As I tried to understand this process I thought back to the old men of my village who had lived most of their lives under the British Protectorate. Despite this, most of the loan words they used were Turkish, and dated from the days of the Ottoman Empire. The point is that, eight years after its departure, the precise nature of Britain's legacy to Hong Kong is obscure. It is equally hard to fathom the feelings of Hong Kong residents towards the change in their circumstances and their return to the "home country". One young student who accompanied us around the university campus artfully sidestepped our question--aimed at her and her generation--by saying that her parents had no love for the English. A professor seemed reluctant to give a decisive answer to our question, no matter how hard we pressed him. It was impossible to tell which era they preferred, the British or the Chinese? In fact, they seemed so unconcerned that the 1997 handover appeared to us to resemble a company changing its board of directors. Were they happy or sad? We could not tell. The handover was accompanied by none of the usual changes that take place when a country is liberated from its colonizer. Street names still had English names and an American professor of philosophy who sat in on a number of meetings with us, told us that 20 dollar stamps bearing the profile of Elizabeth I were still in circulation. Nearly everything on display, whether street signs or public notices, were written in both Chinese and English. It is as though they are standing in the middle, reluctant to go forward or back. Is this the effect of the past? Our guide Jennifer mentioned this effect when she said that the tourist railway that took passengers to the summit of the mountain was a legacy of the British. Perhaps it is not so much the past which holds them to this middle ground, but a vision of the future in which Hong Kong expands beyond its geographical limits. But one cannot discount the importance of the present as well, in which Hong Kong is safe and stable despite being fought over by competing interests. As he explained the various Chinese dishes that were placed before us, the American professor said that he preferred living in Hong Kong as it was the only place he felt completely safe.

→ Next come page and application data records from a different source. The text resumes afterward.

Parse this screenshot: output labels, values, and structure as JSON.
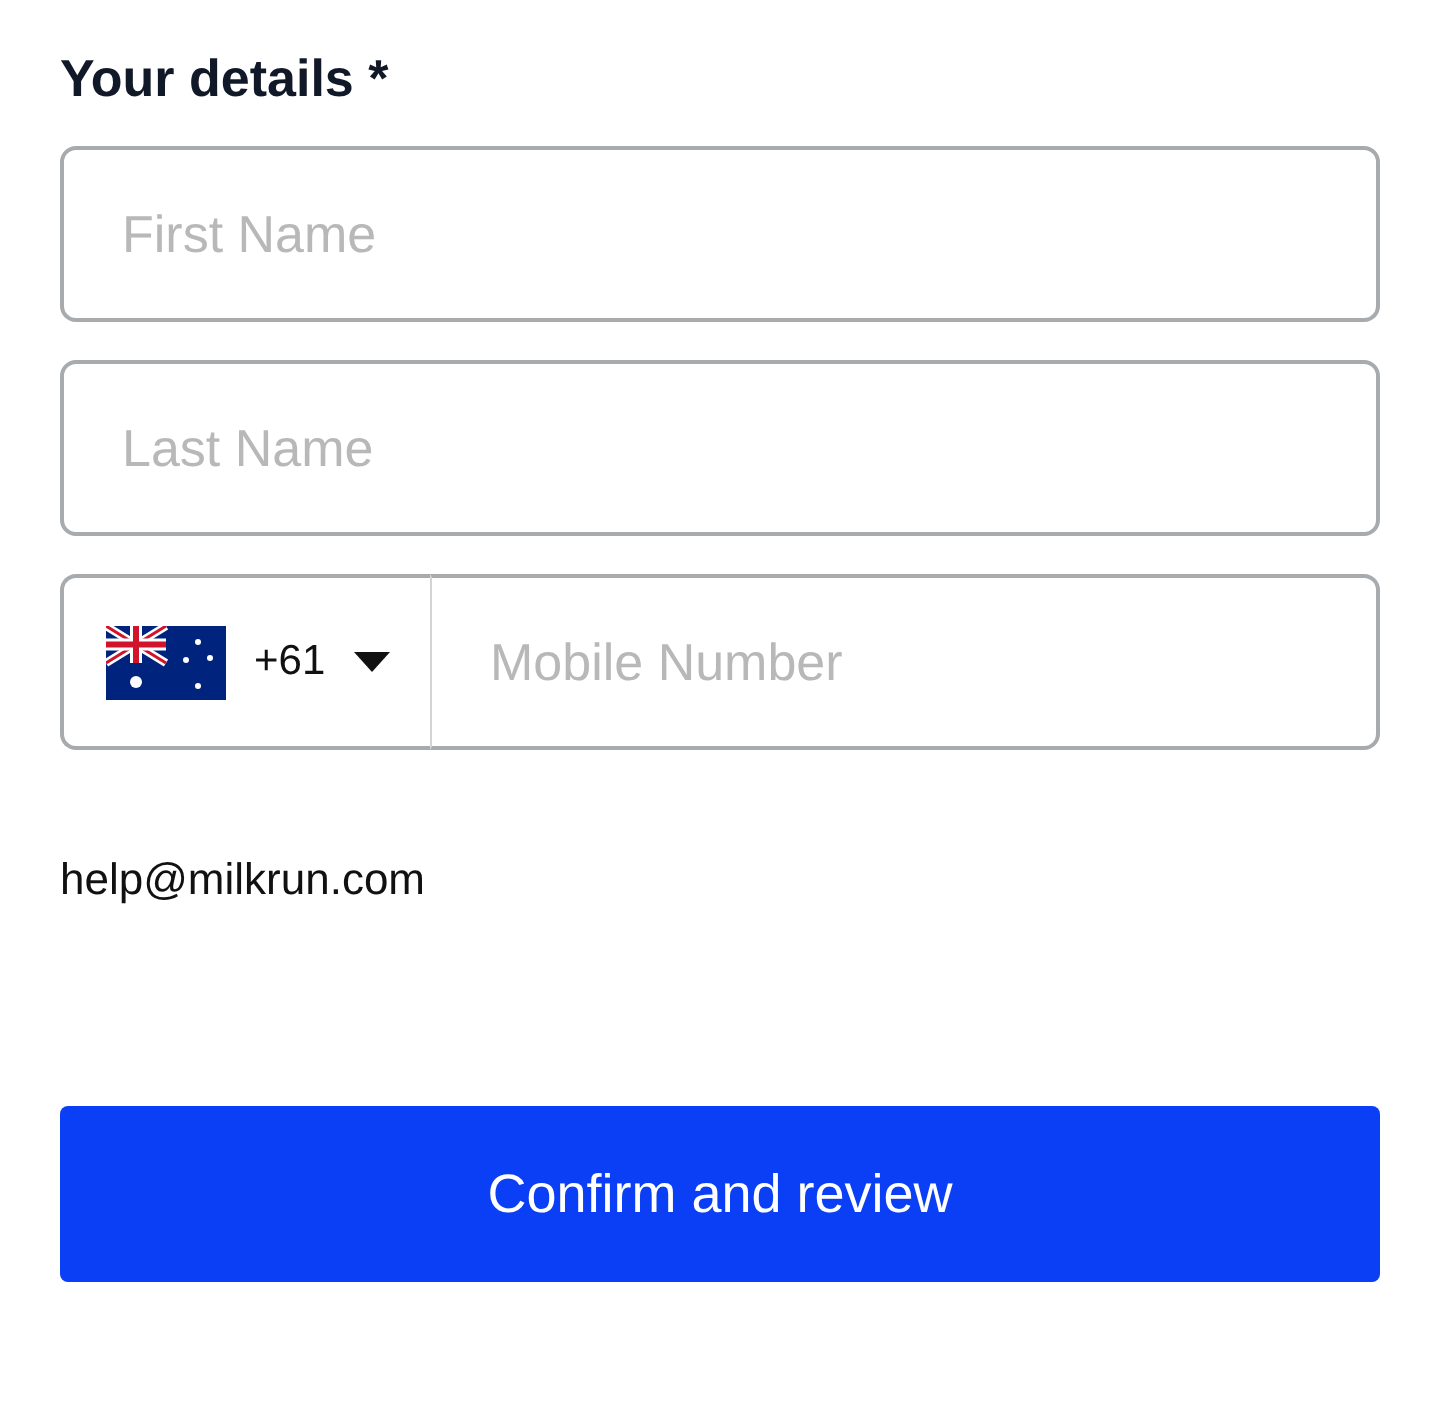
{
  "heading": "Your details *",
  "fields": [
    {
      "placeholder": "First Name"
    },
    {
      "placeholder": "Last Name"
    }
  ],
  "phone": {
    "country_code": "+61",
    "placeholder": "Mobile Number"
  },
  "email": "help@milkrun.com",
  "button": "Confirm and review"
}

That Hong Kong has remained a land of peace is a rare example of wisdom on the part of the international community, or maybe its just the great powers looking after their interests. Maybe this small patch of territory--neither burdened by its present nor cut off from its past--can serve as an example of what happens when interests become more important than creeds. "How do you see Hong Kong?" the professor asked me. "What do you think of it?" In all likelihood she wasn't expecting an answer, and I reserved my answer for another meeting, convened for writers from a variety of Asian countries. I said that the longer you stay in a place, the harder it is to understand. Hassan Daoud